Whether you are a buyer just looking to purchase, a brand new homeowner, or a seasoned property holder, you’ve likely thought of a number of different ways to make your money work for you. And one that often rises to the top of most people’s list is the idea of paying off their mortgage early.
Before you start dumping all of your extra cash into your home mortgage, though, it’s important that you decide whether it even makes sense for you to pay your mortgage in full ahead of time and then consider financially savvy ways to do it. For some people it’s actually more beneficial to start socking away a little extra in a Roth IRA or 401(k) before paying down the mortgage. Likewise, if you anticipate your kids attending a college with “needs-based” aid, some institutions actually consider home equity as money in the bank – a consideration that can actually hurt your child’s chances of getting financial aid.
If you’ve already considered both sides of the equation, however, and decided that you still want to pay down your mortgage early, there are several ways you can get the ball rolling. And some won’t even cause you to see a drastic change in your monthly cash flow.
1. Pay extra each month.
Obviously one of the simplest ways to pay off your mortgage early is to start paying a little each month. If you’re ready to go ahead and throw a little extra cash at your mortgage each month, the most effective way to do it is by calculating 1/12 of your monthly principal and interest and adding that to your payment each month. By doing so, you’ll end up paying the equivalent of 13 payments over the 12 months in a year.
To work out the math, simply divide your currently monthly principal and interest by 12. Then add that to your regular payment. Be sure to contact your mortgage provider before making any extra payments, though, to make sure you do what is necessary to make sure that your additional payments are applied to your loan correctly. Once you’ve begun making extra payments, diligently check your statements to ensure that the money is being allocated properly.
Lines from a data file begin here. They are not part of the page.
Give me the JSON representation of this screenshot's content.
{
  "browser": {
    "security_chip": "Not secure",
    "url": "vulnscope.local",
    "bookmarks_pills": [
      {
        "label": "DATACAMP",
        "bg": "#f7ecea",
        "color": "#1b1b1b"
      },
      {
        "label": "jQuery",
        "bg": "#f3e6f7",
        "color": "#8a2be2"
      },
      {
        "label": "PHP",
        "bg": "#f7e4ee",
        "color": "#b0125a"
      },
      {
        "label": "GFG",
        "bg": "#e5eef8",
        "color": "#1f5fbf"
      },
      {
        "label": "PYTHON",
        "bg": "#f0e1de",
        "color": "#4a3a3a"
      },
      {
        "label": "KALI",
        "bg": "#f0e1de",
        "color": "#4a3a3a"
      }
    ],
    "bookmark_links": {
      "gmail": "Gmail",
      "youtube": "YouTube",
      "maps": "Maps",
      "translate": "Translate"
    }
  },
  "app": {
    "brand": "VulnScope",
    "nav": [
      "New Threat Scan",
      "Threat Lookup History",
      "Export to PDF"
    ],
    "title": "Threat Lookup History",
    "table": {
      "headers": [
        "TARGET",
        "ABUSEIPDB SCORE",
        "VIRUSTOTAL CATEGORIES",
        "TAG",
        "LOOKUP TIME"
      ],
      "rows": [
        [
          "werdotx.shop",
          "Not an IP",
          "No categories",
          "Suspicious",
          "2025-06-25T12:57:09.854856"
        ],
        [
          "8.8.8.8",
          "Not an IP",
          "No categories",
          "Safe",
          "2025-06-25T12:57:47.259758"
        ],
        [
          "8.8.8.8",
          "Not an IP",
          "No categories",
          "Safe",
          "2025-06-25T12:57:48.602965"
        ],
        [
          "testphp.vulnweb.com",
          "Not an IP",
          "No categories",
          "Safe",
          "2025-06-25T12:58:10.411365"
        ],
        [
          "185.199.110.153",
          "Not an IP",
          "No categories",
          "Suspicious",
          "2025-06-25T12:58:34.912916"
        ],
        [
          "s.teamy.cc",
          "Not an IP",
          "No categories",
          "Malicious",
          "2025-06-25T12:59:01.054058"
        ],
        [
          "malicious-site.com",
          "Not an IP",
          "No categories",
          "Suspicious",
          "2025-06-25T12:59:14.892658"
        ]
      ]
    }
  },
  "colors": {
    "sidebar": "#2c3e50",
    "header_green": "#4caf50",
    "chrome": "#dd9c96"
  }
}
2. Make an extra lump sum payment.
If you don’t have the extra cash to put toward your monthly payment but end up with a fair amount of savings periodically, then use that lump sum to apply an extra payment each year or whenever you can. For example, if you’ve gotten a good return on your taxes, consider applying some of that to an extra payment.
If you were able to use this method to pay the equivalent of an extra payment once a year, you’d shave years off your mortgage and save yourself thousands in interest. To put it into perspective, if you have a 30-year mortgage for $200,000 a 4.5 percent, you’d save yourself $27,000 and pay off your mortgage four years and three months ahead of schedule.
3. Switch to biweekly payments.
One of the most effective ways to shorten your mortgage without adjusting your monthly spending is to make a payment once every two weeks, rather than just once a month. So, if your payment is typically $1200 each month, you’d pay $600 every other week. Scheduling your payments this way has roughly the same impact on your monthly budget as a once-a-month payment. However, instead of making 12 payments a year, you’ll end up making 13 full-sized payments every 12 months because there are 52 weeks in a year.
This method of payment helps you make an entire extra payment every single year without having to scrounge together any extra money. To really put it into perspective, think about it based on a 30-year $200,000 mortgage. With an interest rate of 5%, making biweekly payments would save you roughly $34,000 and help you pay off your mortgage nearly 5 years ahead of schedule.
4. Apply your extra payments to principal.
Again, it’s important to check with your lender to determine their policies regarding extra payments, but most mortgage companies, like First Savings Mortgage, allow borrowers to make extra payments and earmark them “principal only.” This means that the entirety of the extra money goes toward paying down the principal rather than the principal plus interest. Even just a little extra paid on the principal can have a significant impact on the amount of interest you save as well as the length of your mortgage.
An effective way to regularly manage this type of extra payment is to round your normal payment up. For example, if you actually owe $1,052 a month, round it up to $1100 and dedicate the extra as a principal payment. That small amount of extra each month will add up more quickly than you’d think.
5. Refinance for a shorter-term.
Refinancing is one of the standard ways to save time and money on your mortgage. This approach is particularly effective if you currently have a 30-year mortgage and refinance for a 15-year loan. Doing so will not only help you pay off your mortgage faster, but you’ll likely get a better interest rate as well. And because you won’t be paying as much in interest, you won’t necessarily be paying double the DC mortgage rates of your 30-year mortgage.
Keep in mind, though, that refinancing does involve closing costs. So be sure to do your calculations wisely. And only refinance if the interest rate with the new refinanced mortgage is less than the old. Otherwise, you’d be in a better position to pay down your mortgage using one of the other methods.
Regardless of how you choose to pay off your mortgage early, doing so can come with a variety of added benefits as well as costs. A reputable mortgage broker and financial adviser can help you way the pros and cons and help you determine if it is to your advantage to pay off your mortgage early and how you can most effectively do so. So look for an individual you can to help you determine what is the right approach for you.